Since the potential drop through the electrolyte was dramatically decreased by the sawtooth electrodes, much less heat was generated in electrolysis. As a result, 6 kW had to be furnished by the ac power supply during electrolysis to keep the electrolyte at 450° C.
Following cell operation at 3,000 A, the cell was operated at 4,000 A for 58 h. The operational data at 4,000 A are given in table 3. Current efficiency was excellent at 99.5 pct. Cell voltage increased to 3.0 V and resulted in an energy requirement of 0.77 kW-h/kg. Voltage losses in the leads at 4,000 A increased to 0.9 V. Cell potential from anode to cathode was 2.1 V and showed little influence of chlorine gas on the electrolyte conductivity. At 4,000 A, the ac power requirement to keep the electrolyte at 450° C was decreased to 4 kW.
Table 4 shows a breakdown of the voltages obtained with the sawtooth electrodes and the horizontal flat-plate electrodes. The voltage losses in the electrodes, ReI, were subtracted from the calculated and measured total cell voltages, VT and V, respectively (table 4). Thus, Vt is Vcell – ReI table 4. As stated previously, the voltage losses in the electrode leads were 0.6 and 0.9 V at 3,000 and 4,000 A, respectively. The absolute electrolyte conductivity, K, and the electrode overvoltages, Na and Nc, were obtained from the same data sources that were used for the bench-scale results. The data for the sawtooth electrodes at a current density of 0.69 A/cm² were based on 10 min of cell operation at 5,730 A.

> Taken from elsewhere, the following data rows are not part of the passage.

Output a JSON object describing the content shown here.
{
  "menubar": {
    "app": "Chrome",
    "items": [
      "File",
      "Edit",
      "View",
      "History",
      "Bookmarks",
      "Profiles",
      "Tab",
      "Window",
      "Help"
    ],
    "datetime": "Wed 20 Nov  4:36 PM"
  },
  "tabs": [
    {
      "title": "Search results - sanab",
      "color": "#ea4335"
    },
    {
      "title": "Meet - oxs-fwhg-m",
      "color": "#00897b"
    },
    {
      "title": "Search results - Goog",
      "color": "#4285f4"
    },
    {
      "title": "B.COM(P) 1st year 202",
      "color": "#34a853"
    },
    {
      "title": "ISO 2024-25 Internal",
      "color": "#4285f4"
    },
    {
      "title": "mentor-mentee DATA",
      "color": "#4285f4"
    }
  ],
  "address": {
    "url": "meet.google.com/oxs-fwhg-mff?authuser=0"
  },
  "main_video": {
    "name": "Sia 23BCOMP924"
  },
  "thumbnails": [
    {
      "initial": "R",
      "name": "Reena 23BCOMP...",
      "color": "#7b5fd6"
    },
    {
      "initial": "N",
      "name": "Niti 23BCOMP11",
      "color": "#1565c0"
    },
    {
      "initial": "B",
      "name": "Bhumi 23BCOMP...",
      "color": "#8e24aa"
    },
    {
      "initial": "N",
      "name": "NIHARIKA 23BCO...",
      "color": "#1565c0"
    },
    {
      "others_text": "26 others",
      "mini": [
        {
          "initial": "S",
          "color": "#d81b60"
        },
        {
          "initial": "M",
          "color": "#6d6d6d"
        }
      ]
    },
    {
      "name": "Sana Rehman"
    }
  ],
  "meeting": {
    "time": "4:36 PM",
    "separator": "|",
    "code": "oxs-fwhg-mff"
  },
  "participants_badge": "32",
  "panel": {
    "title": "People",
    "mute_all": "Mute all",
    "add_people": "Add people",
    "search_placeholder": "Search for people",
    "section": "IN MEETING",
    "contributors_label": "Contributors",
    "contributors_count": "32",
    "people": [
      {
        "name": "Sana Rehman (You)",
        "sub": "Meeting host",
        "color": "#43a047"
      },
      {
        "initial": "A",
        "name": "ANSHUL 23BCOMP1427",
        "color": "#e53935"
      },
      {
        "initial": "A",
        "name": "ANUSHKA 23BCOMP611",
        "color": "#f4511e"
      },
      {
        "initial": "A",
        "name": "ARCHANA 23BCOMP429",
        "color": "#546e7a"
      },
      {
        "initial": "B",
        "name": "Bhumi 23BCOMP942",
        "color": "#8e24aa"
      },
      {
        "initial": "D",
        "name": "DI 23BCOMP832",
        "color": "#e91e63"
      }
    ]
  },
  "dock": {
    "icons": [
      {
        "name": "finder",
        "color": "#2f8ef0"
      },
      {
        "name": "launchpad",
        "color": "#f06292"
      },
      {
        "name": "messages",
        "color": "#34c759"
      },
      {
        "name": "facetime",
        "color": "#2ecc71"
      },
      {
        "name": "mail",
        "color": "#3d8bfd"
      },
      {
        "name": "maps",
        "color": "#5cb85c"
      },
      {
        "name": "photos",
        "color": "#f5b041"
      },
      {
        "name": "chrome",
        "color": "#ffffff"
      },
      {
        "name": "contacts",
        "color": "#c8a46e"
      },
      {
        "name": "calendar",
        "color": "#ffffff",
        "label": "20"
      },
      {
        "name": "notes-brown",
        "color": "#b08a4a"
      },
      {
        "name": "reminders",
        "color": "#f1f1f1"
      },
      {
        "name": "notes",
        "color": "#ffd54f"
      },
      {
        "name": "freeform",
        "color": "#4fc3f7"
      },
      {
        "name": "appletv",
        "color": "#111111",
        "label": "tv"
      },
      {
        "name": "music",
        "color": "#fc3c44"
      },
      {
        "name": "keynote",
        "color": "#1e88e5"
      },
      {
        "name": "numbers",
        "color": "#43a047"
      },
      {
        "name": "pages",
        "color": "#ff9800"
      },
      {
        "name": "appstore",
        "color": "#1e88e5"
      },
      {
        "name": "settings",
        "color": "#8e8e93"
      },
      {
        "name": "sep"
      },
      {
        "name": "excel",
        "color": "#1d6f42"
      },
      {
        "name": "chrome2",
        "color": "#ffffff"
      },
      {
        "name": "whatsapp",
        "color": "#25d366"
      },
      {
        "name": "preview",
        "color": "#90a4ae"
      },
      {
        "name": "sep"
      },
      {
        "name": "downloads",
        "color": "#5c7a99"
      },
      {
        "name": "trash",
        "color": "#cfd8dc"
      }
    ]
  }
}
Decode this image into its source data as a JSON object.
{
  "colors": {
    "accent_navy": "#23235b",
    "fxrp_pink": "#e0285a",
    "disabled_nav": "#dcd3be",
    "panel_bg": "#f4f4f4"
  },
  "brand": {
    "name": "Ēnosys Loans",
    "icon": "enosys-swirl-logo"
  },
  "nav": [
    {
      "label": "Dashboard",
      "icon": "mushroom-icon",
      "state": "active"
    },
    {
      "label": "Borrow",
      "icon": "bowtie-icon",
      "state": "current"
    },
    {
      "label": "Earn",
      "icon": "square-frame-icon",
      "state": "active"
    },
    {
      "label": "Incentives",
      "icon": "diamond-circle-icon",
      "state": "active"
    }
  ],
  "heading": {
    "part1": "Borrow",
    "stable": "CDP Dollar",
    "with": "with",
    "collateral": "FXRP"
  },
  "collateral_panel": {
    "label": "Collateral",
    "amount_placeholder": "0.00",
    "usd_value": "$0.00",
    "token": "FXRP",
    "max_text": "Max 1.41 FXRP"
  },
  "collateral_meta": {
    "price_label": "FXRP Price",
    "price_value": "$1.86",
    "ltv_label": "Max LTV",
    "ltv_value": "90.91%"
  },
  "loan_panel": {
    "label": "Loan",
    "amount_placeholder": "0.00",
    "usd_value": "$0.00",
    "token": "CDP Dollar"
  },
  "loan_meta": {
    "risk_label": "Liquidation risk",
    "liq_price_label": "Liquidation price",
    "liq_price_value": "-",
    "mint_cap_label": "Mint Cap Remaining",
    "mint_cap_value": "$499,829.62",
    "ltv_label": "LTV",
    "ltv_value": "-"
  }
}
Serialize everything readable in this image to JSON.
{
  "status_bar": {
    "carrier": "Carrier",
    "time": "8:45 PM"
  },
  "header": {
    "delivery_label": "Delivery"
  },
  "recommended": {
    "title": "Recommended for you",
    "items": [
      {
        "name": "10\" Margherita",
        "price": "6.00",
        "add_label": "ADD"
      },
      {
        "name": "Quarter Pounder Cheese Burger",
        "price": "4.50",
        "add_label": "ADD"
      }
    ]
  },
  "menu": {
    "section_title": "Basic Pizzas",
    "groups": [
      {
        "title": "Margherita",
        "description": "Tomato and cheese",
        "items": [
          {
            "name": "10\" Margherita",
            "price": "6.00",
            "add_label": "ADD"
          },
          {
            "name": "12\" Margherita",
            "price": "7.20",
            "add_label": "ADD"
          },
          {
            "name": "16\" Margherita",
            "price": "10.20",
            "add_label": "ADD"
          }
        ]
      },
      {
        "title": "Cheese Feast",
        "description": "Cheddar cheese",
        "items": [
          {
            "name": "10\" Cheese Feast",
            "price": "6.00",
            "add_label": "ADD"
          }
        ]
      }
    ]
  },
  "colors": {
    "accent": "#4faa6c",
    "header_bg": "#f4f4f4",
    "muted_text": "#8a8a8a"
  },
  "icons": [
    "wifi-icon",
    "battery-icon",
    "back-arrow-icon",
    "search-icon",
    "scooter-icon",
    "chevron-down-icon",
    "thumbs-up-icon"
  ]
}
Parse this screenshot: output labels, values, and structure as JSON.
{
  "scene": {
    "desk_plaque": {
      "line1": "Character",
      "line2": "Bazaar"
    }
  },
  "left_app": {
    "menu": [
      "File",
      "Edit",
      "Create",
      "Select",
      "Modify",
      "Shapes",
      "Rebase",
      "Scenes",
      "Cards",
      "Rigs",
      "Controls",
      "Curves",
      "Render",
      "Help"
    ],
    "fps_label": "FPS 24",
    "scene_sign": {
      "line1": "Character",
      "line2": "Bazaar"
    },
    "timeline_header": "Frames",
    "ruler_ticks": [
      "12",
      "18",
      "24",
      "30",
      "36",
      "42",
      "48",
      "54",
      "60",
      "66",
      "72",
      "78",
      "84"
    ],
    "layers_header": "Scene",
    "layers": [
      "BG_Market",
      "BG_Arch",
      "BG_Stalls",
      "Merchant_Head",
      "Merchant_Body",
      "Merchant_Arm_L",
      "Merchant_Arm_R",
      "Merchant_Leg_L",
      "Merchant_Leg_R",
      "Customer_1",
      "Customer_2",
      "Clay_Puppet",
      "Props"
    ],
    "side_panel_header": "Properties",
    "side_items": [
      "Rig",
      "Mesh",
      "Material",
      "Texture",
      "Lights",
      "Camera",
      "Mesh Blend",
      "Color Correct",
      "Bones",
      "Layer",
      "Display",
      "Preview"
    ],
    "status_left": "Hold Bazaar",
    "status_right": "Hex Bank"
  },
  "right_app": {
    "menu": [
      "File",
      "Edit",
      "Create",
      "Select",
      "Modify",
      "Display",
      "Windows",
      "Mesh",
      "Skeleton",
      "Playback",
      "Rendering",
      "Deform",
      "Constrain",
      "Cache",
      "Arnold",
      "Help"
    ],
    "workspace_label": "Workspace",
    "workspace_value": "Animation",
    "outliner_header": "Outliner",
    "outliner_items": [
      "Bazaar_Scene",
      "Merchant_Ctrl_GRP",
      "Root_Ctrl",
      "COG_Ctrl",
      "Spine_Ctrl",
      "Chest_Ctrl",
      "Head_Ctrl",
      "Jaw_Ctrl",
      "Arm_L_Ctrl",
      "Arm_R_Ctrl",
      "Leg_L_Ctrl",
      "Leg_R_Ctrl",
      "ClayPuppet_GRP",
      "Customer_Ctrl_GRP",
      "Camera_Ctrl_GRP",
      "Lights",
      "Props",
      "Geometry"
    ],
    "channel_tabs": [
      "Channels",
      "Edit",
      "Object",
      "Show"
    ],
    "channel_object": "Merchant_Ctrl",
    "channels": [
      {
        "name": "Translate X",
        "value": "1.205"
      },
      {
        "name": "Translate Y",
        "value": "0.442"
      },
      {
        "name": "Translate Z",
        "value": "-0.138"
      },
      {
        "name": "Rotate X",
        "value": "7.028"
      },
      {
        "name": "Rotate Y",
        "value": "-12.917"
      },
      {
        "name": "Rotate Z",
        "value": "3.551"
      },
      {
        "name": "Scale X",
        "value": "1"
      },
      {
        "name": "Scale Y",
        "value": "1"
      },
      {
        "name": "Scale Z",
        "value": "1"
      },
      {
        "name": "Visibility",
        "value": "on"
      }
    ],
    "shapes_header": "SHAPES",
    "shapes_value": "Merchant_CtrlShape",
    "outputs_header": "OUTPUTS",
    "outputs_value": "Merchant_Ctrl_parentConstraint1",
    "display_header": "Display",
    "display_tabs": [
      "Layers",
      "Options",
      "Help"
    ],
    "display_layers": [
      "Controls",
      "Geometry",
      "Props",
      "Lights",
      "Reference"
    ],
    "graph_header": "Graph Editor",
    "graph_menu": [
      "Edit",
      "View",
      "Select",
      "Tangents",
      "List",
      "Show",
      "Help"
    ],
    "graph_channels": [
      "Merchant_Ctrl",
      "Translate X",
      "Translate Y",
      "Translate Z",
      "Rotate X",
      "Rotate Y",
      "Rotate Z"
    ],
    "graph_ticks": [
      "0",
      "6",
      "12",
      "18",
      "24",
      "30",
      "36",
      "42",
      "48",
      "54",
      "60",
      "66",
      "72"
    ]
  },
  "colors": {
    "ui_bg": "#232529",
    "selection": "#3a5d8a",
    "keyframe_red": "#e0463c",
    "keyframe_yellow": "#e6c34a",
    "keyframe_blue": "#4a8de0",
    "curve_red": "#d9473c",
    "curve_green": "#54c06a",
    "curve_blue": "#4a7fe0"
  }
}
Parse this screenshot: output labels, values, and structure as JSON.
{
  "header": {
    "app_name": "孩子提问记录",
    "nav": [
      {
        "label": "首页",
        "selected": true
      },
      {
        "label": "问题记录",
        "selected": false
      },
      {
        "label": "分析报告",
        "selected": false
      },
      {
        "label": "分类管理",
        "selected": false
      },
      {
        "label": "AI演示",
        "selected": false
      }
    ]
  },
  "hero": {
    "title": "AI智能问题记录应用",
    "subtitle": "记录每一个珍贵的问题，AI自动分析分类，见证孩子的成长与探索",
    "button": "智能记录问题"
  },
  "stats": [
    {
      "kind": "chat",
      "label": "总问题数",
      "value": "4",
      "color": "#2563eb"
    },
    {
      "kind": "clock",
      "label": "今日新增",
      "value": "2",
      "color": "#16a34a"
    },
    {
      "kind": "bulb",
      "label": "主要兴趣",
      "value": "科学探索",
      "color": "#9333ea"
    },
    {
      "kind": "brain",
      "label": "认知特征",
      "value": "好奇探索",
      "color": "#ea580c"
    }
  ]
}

The measured total cell voltages, V, recorded for the sawtooth electrodes are in excellent agreement with the calculated values, VT. In addition, the measured cell voltages agree closely with the bench-scale cell voltages at 0.8-cm electrode spacing if the electrolyte resistance is increased as projected because of the increase in electrode spacing.
The agreement between the data obtained with the bench-scale and the large cells indicates that chlorine gas buildup was not a problem with the sawtooth electrodes. Even at 0.69 A/cm², the difference between the calculated and experimental voltages is 0.1 V, which according to equation 3 would correspond to a gas fraction of only 8 pct.
By contrast, with the horizontal flat-plate electrodes operating at 0.7 A/cm², the difference between the measured and the calculated voltage is 1.2 V, which means the gas fraction calculated from equation 3 was 39 pct. A gas fraction of this magnitude causes the electrolyte resistance to double.
Summary and Conclusions
Lead metal was electrowon from a LiCl-KCl-PbCl2 electrolyte at 450° C at 3,000 and 4,000 A with a sawtooth electrode assembly. At 3,000 A the energy required was 0.66 kW-h/kg of lead metal produced and was considerably less than the 1.32 kW-h/kg required with horizontal flat-plate electrodes. To achieve the energy decrease, chlorine gas removal from the anode was improved, electrode spacing was decreased from 1.9 to 1.27 cm, and the electrode surface area was doubled. Chlorine gas did not increase the electrolyte resistance with the sawtooth electrodes at either 3,000- or 4,000-A cell current, while chlorine doubled the electrolyte resistance with the flat-plate electrodes. The improvements in electrolysis efficiency will significantly decrease the cost of producing lead metal by the ferric chloride leaching-molten-salt electrolysis process.